Material shown
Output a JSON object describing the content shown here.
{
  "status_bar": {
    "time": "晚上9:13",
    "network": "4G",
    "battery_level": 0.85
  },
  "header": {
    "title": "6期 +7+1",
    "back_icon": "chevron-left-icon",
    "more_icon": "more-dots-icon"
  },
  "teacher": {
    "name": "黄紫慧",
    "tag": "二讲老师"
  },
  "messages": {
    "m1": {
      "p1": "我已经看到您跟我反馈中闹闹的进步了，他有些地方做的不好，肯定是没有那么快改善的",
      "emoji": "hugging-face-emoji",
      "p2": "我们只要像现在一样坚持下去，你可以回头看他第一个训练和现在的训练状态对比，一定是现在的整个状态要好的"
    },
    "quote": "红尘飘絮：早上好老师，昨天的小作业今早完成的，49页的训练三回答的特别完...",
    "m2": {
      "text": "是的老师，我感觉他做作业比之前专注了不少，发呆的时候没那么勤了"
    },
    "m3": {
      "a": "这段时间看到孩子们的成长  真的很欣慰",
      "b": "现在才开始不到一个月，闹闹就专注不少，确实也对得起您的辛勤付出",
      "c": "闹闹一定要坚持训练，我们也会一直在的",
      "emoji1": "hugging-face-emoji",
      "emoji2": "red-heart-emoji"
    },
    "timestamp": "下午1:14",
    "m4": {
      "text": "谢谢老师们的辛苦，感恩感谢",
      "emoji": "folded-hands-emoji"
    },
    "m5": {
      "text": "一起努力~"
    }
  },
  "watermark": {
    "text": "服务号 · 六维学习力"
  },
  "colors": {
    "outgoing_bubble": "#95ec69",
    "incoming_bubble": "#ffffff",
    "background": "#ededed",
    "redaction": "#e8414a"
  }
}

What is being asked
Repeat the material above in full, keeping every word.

Solution for this problem
Output a JSON object describing the content shown here.
{
  "status_bar": {
    "time": "晚上9:13",
    "network": "4G",
    "battery_level": 0.85
  },
  "header": {
    "title": "6期 +7+1",
    "back_icon": "chevron-left-icon",
    "more_icon": "more-dots-icon"
  },
  "teacher": {
    "name": "黄紫慧",
    "tag": "二讲老师"
  },
  "messages": {
    "m1": {
      "p1": "我已经看到您跟我反馈中闹闹的进步了，他有些地方做的不好，肯定是没有那么快改善的",
      "emoji": "hugging-face-emoji",
      "p2": "我们只要像现在一样坚持下去，你可以回头看他第一个训练和现在的训练状态对比，一定是现在的整个状态要好的"
    },
    "quote": "红尘飘絮：早上好老师，昨天的小作业今早完成的，49页的训练三回答的特别完...",
    "m2": {
      "text": "是的老师，我感觉他做作业比之前专注了不少，发呆的时候没那么勤了"
    },
    "m3": {
      "a": "这段时间看到孩子们的成长  真的很欣慰",
      "b": "现在才开始不到一个月，闹闹就专注不少，确实也对得起您的辛勤付出",
      "c": "闹闹一定要坚持训练，我们也会一直在的",
      "emoji1": "hugging-face-emoji",
      "emoji2": "red-heart-emoji"
    },
    "timestamp": "下午1:14",
    "m4": {
      "text": "谢谢老师们的辛苦，感恩感谢",
      "emoji": "folded-hands-emoji"
    },
    "m5": {
      "text": "一起努力~"
    }
  },
  "watermark": {
    "text": "服务号 · 六维学习力"
  },
  "colors": {
    "outgoing_bubble": "#95ec69",
    "incoming_bubble": "#ffffff",
    "background": "#ededed",
    "redaction": "#e8414a"
  }
}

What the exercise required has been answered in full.